    In collaboration with Professor George Serafeim of the Harvard Business School, Eccles has been engaged in an extensive and continuing research program on sustainability. This has resulted in a number of articles and cases which explore how companies can develop and implement sustainable strategies. The audience for their work includes both academics and practitioners. For the latter, two relevant articles are The Performance Frontier: Innovating a Sustainable Strategy (with George Serafeim) and How to Become a Sustainable Company (with Kathleen Miller Perkins and George Serafeim). For both audiences, the research they have done with Professor Ioannis Ioannou of the London Business School comparing the characteristics and performance of a matched set of “High Sustainability” and “Low Sustainability” companies is relevant. (Is There an Optimal Degree of Sustainability? (with Ioannis Ioannou and George Serafeim).) Eccles and Serafeim are currently working on a book with the working title of “Mobilizing the Global 1000.” The premise of this book is that the increasing economic concentration in the world’s largest companies makes them a force even more important than governments in creating a sustainable society. Based on their research, Eccles and Serafeim have created an executive education program called “Aligning Sustainablity with Corporate Performance” and a doctoral seminar called “The Role of the Corporation in Society.”


    Professor Eccles is working in a number of ways to translate his research on sustainability and integrated reporting into practice. He is a member of the International Integrated Reporting Council ( and the founding Chairman of the Sustainability Accounting Standards Board (SASB) ( Dr. Eccles is the co-founder, with Professor George Serafeim of Harvard Business School, of the Innovating for Sustainability social movement (, and a member of the Advisory Board of the Institute for Sustainable Value Creation (

    Keywords: sustainability; sustainability reporting;

  2. Building Capabilities in Professional Service Firms

    by Robert G. Eccles

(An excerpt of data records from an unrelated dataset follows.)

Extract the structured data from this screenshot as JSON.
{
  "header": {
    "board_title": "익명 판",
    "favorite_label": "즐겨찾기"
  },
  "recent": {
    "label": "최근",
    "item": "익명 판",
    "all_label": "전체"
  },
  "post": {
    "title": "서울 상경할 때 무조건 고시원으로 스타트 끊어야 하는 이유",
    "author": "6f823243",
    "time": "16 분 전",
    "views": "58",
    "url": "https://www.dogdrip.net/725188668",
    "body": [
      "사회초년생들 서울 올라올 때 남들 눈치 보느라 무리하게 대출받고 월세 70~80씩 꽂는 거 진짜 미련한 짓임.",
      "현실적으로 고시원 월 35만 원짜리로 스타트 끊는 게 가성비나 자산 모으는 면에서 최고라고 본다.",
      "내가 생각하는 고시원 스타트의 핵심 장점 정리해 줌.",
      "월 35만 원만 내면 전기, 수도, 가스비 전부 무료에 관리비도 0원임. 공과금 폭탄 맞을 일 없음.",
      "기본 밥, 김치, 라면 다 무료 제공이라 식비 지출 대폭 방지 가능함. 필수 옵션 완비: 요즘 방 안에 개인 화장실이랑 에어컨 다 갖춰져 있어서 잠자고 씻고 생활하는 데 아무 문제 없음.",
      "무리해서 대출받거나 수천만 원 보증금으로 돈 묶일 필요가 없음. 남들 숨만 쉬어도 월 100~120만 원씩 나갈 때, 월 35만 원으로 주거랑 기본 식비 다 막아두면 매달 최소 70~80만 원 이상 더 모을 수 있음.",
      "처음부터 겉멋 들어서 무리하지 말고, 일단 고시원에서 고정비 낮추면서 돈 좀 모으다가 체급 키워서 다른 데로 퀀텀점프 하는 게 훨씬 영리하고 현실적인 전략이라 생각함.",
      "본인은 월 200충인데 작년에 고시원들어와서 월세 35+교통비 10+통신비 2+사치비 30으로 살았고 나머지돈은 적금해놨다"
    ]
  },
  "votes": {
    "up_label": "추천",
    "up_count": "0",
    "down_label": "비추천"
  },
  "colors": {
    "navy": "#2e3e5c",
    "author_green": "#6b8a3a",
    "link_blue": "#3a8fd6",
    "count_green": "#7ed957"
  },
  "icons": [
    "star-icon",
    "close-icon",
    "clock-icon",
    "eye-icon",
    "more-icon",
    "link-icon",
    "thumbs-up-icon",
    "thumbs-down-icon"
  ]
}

    One of the most distinctive aspects of professional service firms is that the vast majority of the people who work in them are directly involved in serving clients.  Long-term success in a professional service firm requires obtaining and developing the right professionals (managing the talent market), obtaining and developing the right clients (managing the client market), and matching clients' needs with the professionals in the firm who have the appropriate capabilities.  Another distinctive aspect of professional service firms is the extent to which working for clients is the basis upon which both its individual professionals and the firm itself builds capabilities in order to satisfy new needs of existing clients and the needs of new clients.  This can occur in relatively modest and incremental ways, such as when a young associate is put on a project in an industry she hasn't worked in before. It can also occur in very major ways, such as when a client has a problem that has never been solved before and in helping the client solve this problem, the firm develops a major innovation that leads to a new service offering, not only for the firm but for the entire profession in which it operates.  In collaboration with Professor Das Narayandas in the Marketing Unit and Mr. Partha Bose, author of “Alexander the Great's Art of Strategy: The Timeless Lessons of History's Greatest Empire Builder,” Dr. Eccles is using the insights gained from a number of new cases developed for the MBA elective course on "Leading Professional Service Firms" and the Executive Education program "Building Client Management Capabilities in Professional Service Firms, along with supplementary research, to develop the concept of "building capabilities" as a core principle for ensuring long-term success in a professional services firm.